By Michael Akinadewo
A professor of Cell and Molecular Biology, University of Lagos, Joy Okpuzor, has called on the scientific community to embrace modern molecular biology techniques to solve major problems in humans, livestock, plants and microbes. She made the assertion while delivering the keynote address at the Hands-on Training in Molecular Biology Techniques and Bioinformatics, organised by Biotechnology Department, Federal Institute of Industrial Research Oshodi (FIIRO) Lagos.
The theme of the address was ‘Repositioning Life Sciences Research and Industry in the Omics Era.’
She said scientists need to reposition themselves as life scientists, and one way to do so is to seek knowledge and understanding of Omics approaches, as this will provide a solid foundation for future projects and industry placements in the field of translational science. The branches of science known informally as Omics are various disciplines in biology whose names end in the suffix -Omics, such as genomics, proteomics, metabolomics, metagenomics, phenomics and transcriptomics. Omics aims at the collective characterization and quantification of pools of biological molecules that translate into the structure, function, and dynamics of an organism or organisms.

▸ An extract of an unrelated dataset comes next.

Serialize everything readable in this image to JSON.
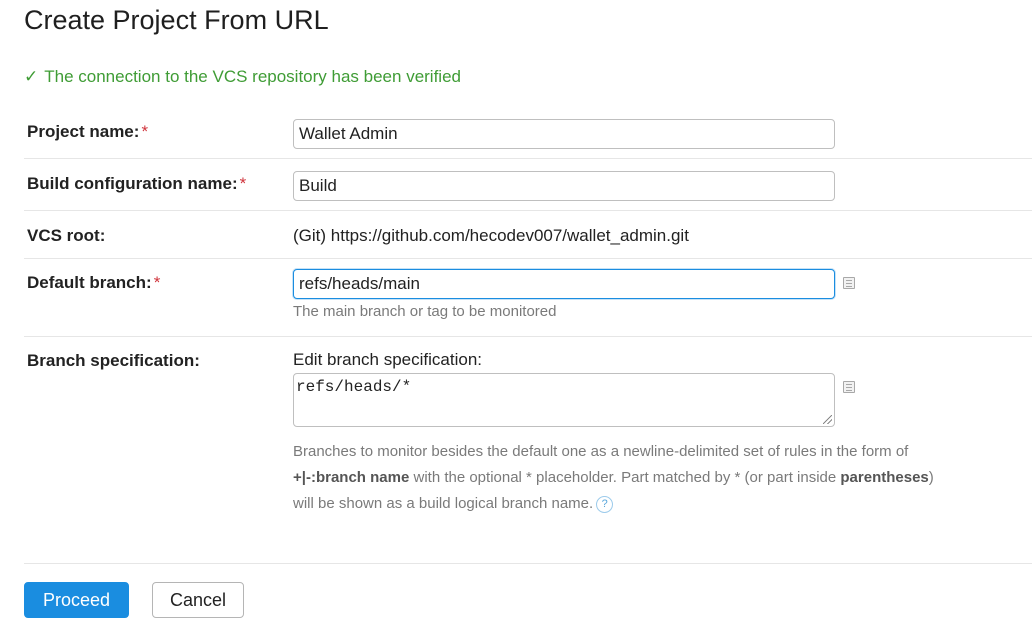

“Before now, few Nigerian universities, institutes and private organisations had access to practical applications. Molecular biology applications are expected to be a mainstay in manufacturing of chemicals, energy and medicine,” she said. Okpuzor called for collaboration between different stakeholders, governments, academia and industry to fund research, share knowledge, resources and expertise that will lead to development of new therapies and technologies, explaining that the gap between basic research and commercialization needs to be bridged.
She reiterated the need to train the next generation of scientists and engineers that would have enormous skills to analyze Omic data. “The Omics era will change a lot of things and the young people should key into this era of Omics technology. It gives us the opportunity to interrogate our system either in agriculture or any other area.”
Director General & CEO of FIIRO, Dr. Jummal Tutuwa, represented by Dr. Dele Oyeku, the Director of Extension, said the training would enhance technical knowledge of Omics to the participants and by the end of the training, each of them must have learnt the new and modern techniques in Omics technology to be able to conduct research in biological systems in plants, livestock and humans. According to the convener of the hands-on training and Head, Molecular Biology Laboratory, FIIRO, Dr. Temitope Fadipe, the idea of the training was to increase capacity building among Nigerian scientists both in industry and academia.
“We realize the advancement in developing countries is ongoing, while Nigeria is still playing catch up because of low capacity,” Fadipe said. She said that the training was expensive and most people couldn’t afford it which is the reason for domesticated networks and collaboration to support the workshop. “With Omics technology, things we think we can’t do, we achieve them now and it’s applicable to all fields in medicine, industry, agriculture.”
One of the participants, Prof. Cyril Nwangburuka, from Babcock University said: “This is a step in the right direction. If Nigeria will progress, all the things that are happening around us now, science and research are the solution.”